Fed yet to cool boom

Two reports indicate even faster growth despite rate rise

`Shopping spree continues'

Numbers increase likelihood of third interest-rate boost


September 01, 1999|By BLOOMBERG NEWS

WASHINGTON -- The U.S. economy is poised to grow faster, separate surveys of consumers and manufacturers released yesterday suggest.

An index of consumer expectations for the economy over the next six months rose to 108.9 in August from 107.6 in July, said the Conference Board, a research group in New York.

That's a sign Americans' "confidence in the future remains high and the consumer shopping spree continues," said Lynn Franco, director of the Conference Board's Consumer Research Center.

The lack of a slowdown and reports of higher prices paid by manufacturers make it more likely that central bankers will raise interest rates a third time this year, analysts said.

"If the economy is going to slow, it's going to take something beyond a couple of Fed tightenings," said Michael Englund, chief economist at Standard & Poor's MMS in Belmont, Calif. The Fed's policy-setting Open Market Committee next meets Oct. 5.

The National Association of Purchasing Management said its factory index rose to 54.2 in August from 53.4 in July. It was the third increase in four months and was aided by increased orders from customers in the U.S. and overseas.

The purchasing management report, released prematurely, also showed that prices for parts and materials rose to the highest level in more than four years.

The association's index of prices paid rose to 59.8 in August from 54.7 during July as prices for oil, aluminum, copper, plastics and paperboard all rose during the month.

The association blamed the release of its report one day early on a mistake by a fax service it uses to send out the report, which usually comes out the first business day of each month.

The Conference Board and purchasing management reports indicate that the U.S. economy is showing few signs of the cooling that Federal Reserve policy-makers would like to see.

"The longest expansion in history looks like a pretty good bet," said Englund, the Standard & Poor's MMS economist.
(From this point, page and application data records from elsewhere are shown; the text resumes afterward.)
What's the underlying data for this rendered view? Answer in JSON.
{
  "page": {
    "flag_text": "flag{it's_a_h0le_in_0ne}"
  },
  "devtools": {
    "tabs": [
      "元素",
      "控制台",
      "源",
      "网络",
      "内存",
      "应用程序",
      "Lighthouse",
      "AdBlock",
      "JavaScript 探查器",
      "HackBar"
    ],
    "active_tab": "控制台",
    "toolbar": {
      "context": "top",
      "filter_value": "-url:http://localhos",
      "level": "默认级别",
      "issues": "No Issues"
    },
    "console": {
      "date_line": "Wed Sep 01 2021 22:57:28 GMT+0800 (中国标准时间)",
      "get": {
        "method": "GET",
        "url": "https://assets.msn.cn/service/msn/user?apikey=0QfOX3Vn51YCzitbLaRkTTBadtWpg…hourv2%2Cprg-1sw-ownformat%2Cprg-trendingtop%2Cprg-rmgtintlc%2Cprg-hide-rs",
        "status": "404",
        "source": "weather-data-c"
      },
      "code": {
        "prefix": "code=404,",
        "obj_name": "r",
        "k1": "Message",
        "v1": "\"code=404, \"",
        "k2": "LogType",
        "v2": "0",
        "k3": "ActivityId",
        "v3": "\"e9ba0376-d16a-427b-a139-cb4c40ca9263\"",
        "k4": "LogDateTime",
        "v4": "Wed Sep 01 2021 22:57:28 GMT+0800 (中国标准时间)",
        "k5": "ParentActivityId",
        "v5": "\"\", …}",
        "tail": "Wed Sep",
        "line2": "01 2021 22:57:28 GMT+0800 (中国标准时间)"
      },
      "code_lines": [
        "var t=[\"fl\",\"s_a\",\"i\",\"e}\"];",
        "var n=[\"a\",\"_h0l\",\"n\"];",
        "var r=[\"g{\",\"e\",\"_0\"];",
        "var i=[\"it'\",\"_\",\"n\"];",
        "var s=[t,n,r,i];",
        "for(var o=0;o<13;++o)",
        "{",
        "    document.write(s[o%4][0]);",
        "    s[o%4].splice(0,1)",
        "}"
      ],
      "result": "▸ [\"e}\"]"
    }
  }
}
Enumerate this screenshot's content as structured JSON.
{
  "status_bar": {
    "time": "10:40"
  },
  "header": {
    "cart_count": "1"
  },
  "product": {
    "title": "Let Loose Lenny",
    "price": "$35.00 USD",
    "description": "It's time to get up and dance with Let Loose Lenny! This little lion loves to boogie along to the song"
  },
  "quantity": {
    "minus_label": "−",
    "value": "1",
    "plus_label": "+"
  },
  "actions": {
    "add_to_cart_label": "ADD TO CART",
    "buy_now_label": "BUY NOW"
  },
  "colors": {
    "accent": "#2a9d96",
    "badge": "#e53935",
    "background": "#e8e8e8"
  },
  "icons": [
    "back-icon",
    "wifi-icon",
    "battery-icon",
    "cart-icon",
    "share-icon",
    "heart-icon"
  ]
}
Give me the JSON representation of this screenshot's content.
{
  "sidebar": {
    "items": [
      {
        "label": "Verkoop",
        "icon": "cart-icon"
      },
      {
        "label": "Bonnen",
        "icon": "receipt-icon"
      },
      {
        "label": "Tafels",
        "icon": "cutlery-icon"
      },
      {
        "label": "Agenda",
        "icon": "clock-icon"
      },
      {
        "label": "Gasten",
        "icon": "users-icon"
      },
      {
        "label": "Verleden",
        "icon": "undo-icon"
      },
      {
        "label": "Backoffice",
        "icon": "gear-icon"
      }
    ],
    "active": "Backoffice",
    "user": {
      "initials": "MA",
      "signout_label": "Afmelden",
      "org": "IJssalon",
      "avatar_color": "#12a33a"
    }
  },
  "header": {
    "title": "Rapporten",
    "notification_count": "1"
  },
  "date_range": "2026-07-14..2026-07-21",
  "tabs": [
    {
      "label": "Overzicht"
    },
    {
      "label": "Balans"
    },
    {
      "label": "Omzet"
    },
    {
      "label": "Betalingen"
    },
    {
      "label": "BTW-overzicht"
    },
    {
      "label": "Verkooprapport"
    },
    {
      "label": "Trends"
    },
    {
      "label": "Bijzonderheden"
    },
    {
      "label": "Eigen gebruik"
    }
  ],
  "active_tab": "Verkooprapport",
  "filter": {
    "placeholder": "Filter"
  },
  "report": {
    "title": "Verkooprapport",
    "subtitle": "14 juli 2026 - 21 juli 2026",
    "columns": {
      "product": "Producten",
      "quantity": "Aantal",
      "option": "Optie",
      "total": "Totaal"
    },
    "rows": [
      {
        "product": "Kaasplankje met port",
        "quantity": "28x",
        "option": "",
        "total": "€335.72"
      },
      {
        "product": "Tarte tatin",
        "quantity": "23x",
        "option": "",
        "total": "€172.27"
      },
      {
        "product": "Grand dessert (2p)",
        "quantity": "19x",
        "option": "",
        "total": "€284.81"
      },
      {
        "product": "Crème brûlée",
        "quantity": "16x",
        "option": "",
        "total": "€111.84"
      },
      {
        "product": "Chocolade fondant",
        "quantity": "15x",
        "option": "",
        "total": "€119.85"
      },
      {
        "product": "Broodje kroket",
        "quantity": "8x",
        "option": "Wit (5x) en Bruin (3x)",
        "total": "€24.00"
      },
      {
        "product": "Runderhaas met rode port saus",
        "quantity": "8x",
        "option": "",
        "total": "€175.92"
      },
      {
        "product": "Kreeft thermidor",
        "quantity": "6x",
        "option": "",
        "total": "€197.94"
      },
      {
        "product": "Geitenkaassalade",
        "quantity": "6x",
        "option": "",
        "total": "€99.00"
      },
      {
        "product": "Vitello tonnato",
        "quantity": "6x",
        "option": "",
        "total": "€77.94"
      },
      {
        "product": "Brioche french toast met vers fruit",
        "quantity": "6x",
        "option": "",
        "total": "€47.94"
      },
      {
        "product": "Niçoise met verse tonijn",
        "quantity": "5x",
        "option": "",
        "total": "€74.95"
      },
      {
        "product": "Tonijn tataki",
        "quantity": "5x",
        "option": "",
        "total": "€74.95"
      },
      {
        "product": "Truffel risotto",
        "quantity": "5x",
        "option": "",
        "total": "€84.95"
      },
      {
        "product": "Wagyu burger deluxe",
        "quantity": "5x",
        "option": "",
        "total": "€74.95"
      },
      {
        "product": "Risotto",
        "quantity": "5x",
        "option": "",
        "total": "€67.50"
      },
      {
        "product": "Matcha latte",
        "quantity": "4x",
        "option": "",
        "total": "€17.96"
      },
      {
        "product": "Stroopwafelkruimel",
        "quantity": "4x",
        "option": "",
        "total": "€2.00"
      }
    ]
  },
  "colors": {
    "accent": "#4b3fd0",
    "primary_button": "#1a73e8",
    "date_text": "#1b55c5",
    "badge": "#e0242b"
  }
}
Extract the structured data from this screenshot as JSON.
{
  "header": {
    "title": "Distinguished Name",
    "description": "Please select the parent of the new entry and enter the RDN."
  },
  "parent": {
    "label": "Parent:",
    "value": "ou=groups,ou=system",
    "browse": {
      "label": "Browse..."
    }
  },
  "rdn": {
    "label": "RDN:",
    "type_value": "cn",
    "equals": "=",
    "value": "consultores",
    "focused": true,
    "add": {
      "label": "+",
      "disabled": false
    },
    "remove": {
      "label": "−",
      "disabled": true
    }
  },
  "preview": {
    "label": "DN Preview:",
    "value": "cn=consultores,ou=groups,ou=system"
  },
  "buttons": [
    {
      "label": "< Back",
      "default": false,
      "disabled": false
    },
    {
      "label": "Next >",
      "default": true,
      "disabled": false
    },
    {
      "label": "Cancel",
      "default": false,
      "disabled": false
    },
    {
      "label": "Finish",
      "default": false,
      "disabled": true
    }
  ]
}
He referred to the possibility of growth continuing through January, making the expansion 107 months old and the longest in U.S. history.

The benchmark 30-year Treasury bond fell as much as five-eighths of a point to yield 6.10 percent after faxes of purchasing management report surfaced before noon on the East Coast. The yield closed at 6.06 percent.

The Dow Jones industrial average fell as much as 132 points after the report, before regaining some of those losses to close down 84.85 points, or 0.8 percent, at 10,829.28.

A 2.9 percent drop in the Dow stock index during July, coupled with the first of the Fed's rate increases and the severe drought conditions in the Northeast during the past few weeks led to the dip in the overall consumer confidence index to 135.8 in August from 136.2 in July, the Conference Board's Franco said.

The increase in the consumers' outlook for the next six months suggests, "These latest dips in confidence are not of great concern," Franco said.

The percentage of those surveyed who see jobs as plentiful dipped only slightly in August, to 48.9 percent from 49.4 percent in July. The percentage of those who expect incomes to increase rose to 25.2 percent from 23.7 percent.

The Conference Board survey showed that while a gauge of consumer interest in buying a house rose to 4.5 percent in August from 4.4 percent in July, the share of those who plan to buy an auto fell to 9.2 percent from 10.5 percent. And those who plan to buy major appliances fell to 30.4 percent from 32.5 percent a month ago.

The purchasing management report showed the new orders index, a gauge of future demand, rose to 56.6 in August from 54.4 during July. Regional purchasing managers indexes in Chicago, Cincinnati and Milwaukee also showed gains.

The report's export index, a gauge of international demand, rose to 54.2 in August from 50.4 during July. The August number was the highest since August 1997 when it was 55.

Baltimore Sun Articles
Please note the green-lined linked article text has been applied commercially without any involvement from our newsroom editors, reporters or any other editorial staff.